[Opening RECORDS PROVIDED section]

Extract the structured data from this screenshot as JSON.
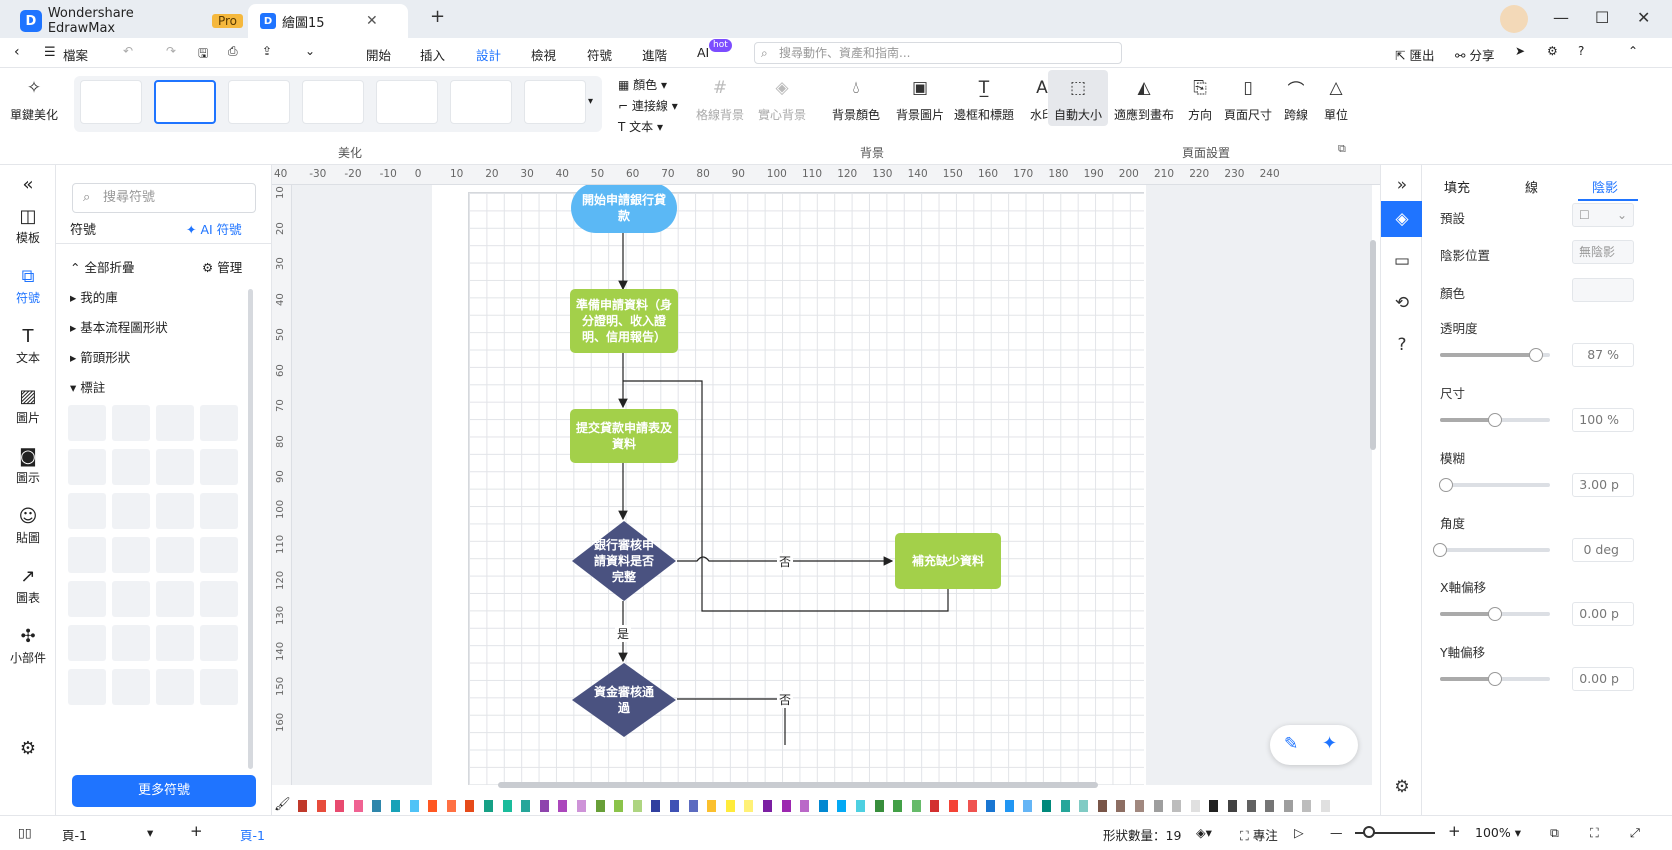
{
  "titlebar": {
    "app_name": "Wondershare EdrawMax",
    "pro_badge": "Pro",
    "doc_tab": "繪圖15",
    "new_tab": "+"
  },
  "menubar": {
    "file": "檔案",
    "tabs": [
      "開始",
      "插入",
      "設計",
      "檢視",
      "符號",
      "進階",
      "AI"
    ],
    "ai_badge": "hot",
    "search_placeholder": "搜尋動作、資產和指南...",
    "export": "匯出",
    "share": "分享"
  },
  "ribbon": {
    "beautify": "單鍵美化",
    "group_beautify": "美化",
    "color": "顏色",
    "connector": "連接線",
    "text": "文本",
    "grid_bg": "格線背景",
    "solid_bg": "實心背景",
    "bg_color": "背景顏色",
    "bg_image": "背景圖片",
    "border_title": "邊框和標題",
    "watermark": "水印",
    "group_background": "背景",
    "auto_size": "自動大小",
    "fit_canvas": "適應到畫布",
    "direction": "方向",
    "page_size": "頁面尺寸",
    "jump_line": "跨線",
    "unit": "單位",
    "group_page": "頁面設置"
  },
  "leftbar": {
    "items": [
      "模板",
      "符號",
      "文本",
      "圖片",
      "圖示",
      "貼圖",
      "圖表",
      "小部件"
    ]
  },
  "sympanel": {
    "search_placeholder": "搜尋符號",
    "title": "符號",
    "ai_symbol": "AI 符號",
    "collapse_all": "全部折疊",
    "manage": "管理",
    "categories": [
      "我的庫",
      "基本流程圖形狀",
      "箭頭形狀",
      "標註"
    ],
    "more_button": "更多符號"
  },
  "ruler": {
    "top": [
      "40",
      "-30",
      "-20",
      "-10",
      "0",
      "10",
      "20",
      "30",
      "40",
      "50",
      "60",
      "70",
      "80",
      "90",
      "100",
      "110",
      "120",
      "130",
      "140",
      "150",
      "160",
      "170",
      "180",
      "190",
      "200",
      "210",
      "220",
      "230",
      "240"
    ],
    "left": [
      "10",
      "20",
      "30",
      "40",
      "50",
      "60",
      "70",
      "80",
      "90",
      "100",
      "110",
      "120",
      "130",
      "140",
      "150",
      "160"
    ]
  },
  "flowchart": {
    "start": "開始申請銀行貸款",
    "prepare": "準備申請資料（身分證明、收入證明、信用報告）",
    "submit": "提交貸款申請表及資料",
    "review": "銀行審核申請資料是否完整",
    "supplement": "補充缺少資料",
    "fund": "資金審核通過",
    "no1": "否",
    "yes1": "是",
    "no2": "否"
  },
  "colors": {
    "accent": "#1f74ff",
    "green_node": "#a3d04a",
    "blue_node": "#5bb8f5",
    "diamond": "#4a5280"
  },
  "props": {
    "tabs": [
      "填充",
      "線",
      "陰影"
    ],
    "preset": "預設",
    "shadow_pos": "陰影位置",
    "shadow_pos_value": "無陰影",
    "color": "顏色",
    "opacity": "透明度",
    "opacity_value": "87 %",
    "size": "尺寸",
    "size_value": "100 %",
    "blur": "模糊",
    "blur_value": "3.00 p",
    "angle": "角度",
    "angle_value": "0 deg",
    "x_offset": "X軸偏移",
    "x_offset_value": "0.00 p",
    "y_offset": "Y軸偏移",
    "y_offset_value": "0.00 p",
    "opacity_level": 0.87,
    "size_level": 0.5,
    "blur_level": 0.05,
    "angle_level": 0.0,
    "x_level": 0.5,
    "y_level": 0.5
  },
  "statusbar": {
    "page_select": "頁-1",
    "add_page": "+",
    "page_tab": "頁-1",
    "shape_count": "形狀數量：19",
    "focus": "專注",
    "zoom": "100%"
  }
}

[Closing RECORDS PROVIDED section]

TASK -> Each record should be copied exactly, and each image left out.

EXERCISE ANSWER ->
Extract the structured data from this screenshot as JSON.
{
  "titlebar": {
    "app_name": "Wondershare EdrawMax",
    "pro_badge": "Pro",
    "doc_tab": "繪圖15",
    "new_tab": "+"
  },
  "menubar": {
    "file": "檔案",
    "tabs": [
      "開始",
      "插入",
      "設計",
      "檢視",
      "符號",
      "進階",
      "AI"
    ],
    "ai_badge": "hot",
    "search_placeholder": "搜尋動作、資產和指南...",
    "export": "匯出",
    "share": "分享"
  },
  "ribbon": {
    "beautify": "單鍵美化",
    "group_beautify": "美化",
    "color": "顏色",
    "connector": "連接線",
    "text": "文本",
    "grid_bg": "格線背景",
    "solid_bg": "實心背景",
    "bg_color": "背景顏色",
    "bg_image": "背景圖片",
    "border_title": "邊框和標題",
    "watermark": "水印",
    "group_background": "背景",
    "auto_size": "自動大小",
    "fit_canvas": "適應到畫布",
    "direction": "方向",
    "page_size": "頁面尺寸",
    "jump_line": "跨線",
    "unit": "單位",
    "group_page": "頁面設置"
  },
  "leftbar": {
    "items": [
      "模板",
      "符號",
      "文本",
      "圖片",
      "圖示",
      "貼圖",
      "圖表",
      "小部件"
    ]
  },
  "sympanel": {
    "search_placeholder": "搜尋符號",
    "title": "符號",
    "ai_symbol": "AI 符號",
    "collapse_all": "全部折疊",
    "manage": "管理",
    "categories": [
      "我的庫",
      "基本流程圖形狀",
      "箭頭形狀",
      "標註"
    ],
    "more_button": "更多符號"
  },
  "ruler": {
    "top": [
      "40",
      "-30",
      "-20",
      "-10",
      "0",
      "10",
      "20",
      "30",
      "40",
      "50",
      "60",
      "70",
      "80",
      "90",
      "100",
      "110",
      "120",
      "130",
      "140",
      "150",
      "160",
      "170",
      "180",
      "190",
      "200",
      "210",
      "220",
      "230",
      "240"
    ],
    "left": [
      "10",
      "20",
      "30",
      "40",
      "50",
      "60",
      "70",
      "80",
      "90",
      "100",
      "110",
      "120",
      "130",
      "140",
      "150",
      "160"
    ]
  },
  "flowchart": {
    "start": "開始申請銀行貸款",
    "prepare": "準備申請資料（身分證明、收入證明、信用報告）",
    "submit": "提交貸款申請表及資料",
    "review": "銀行審核申請資料是否完整",
    "supplement": "補充缺少資料",
    "fund": "資金審核通過",
    "no1": "否",
    "yes1": "是",
    "no2": "否"
  },
  "colors": {
    "accent": "#1f74ff",
    "green_node": "#a3d04a",
    "blue_node": "#5bb8f5",
    "diamond": "#4a5280"
  },
  "props": {
    "tabs": [
      "填充",
      "線",
      "陰影"
    ],
    "preset": "預設",
    "shadow_pos": "陰影位置",
    "shadow_pos_value": "無陰影",
    "color": "顏色",
    "opacity": "透明度",
    "opacity_value": "87 %",
    "size": "尺寸",
    "size_value": "100 %",
    "blur": "模糊",
    "blur_value": "3.00 p",
    "angle": "角度",
    "angle_value": "0 deg",
    "x_offset": "X軸偏移",
    "x_offset_value": "0.00 p",
    "y_offset": "Y軸偏移",
    "y_offset_value": "0.00 p",
    "opacity_level": 0.87,
    "size_level": 0.5,
    "blur_level": 0.05,
    "angle_level": 0.0,
    "x_level": 0.5,
    "y_level": 0.5
  },
  "statusbar": {
    "page_select": "頁-1",
    "add_page": "+",
    "page_tab": "頁-1",
    "shape_count": "形狀數量：19",
    "focus": "專注",
    "zoom": "100%"
  }
}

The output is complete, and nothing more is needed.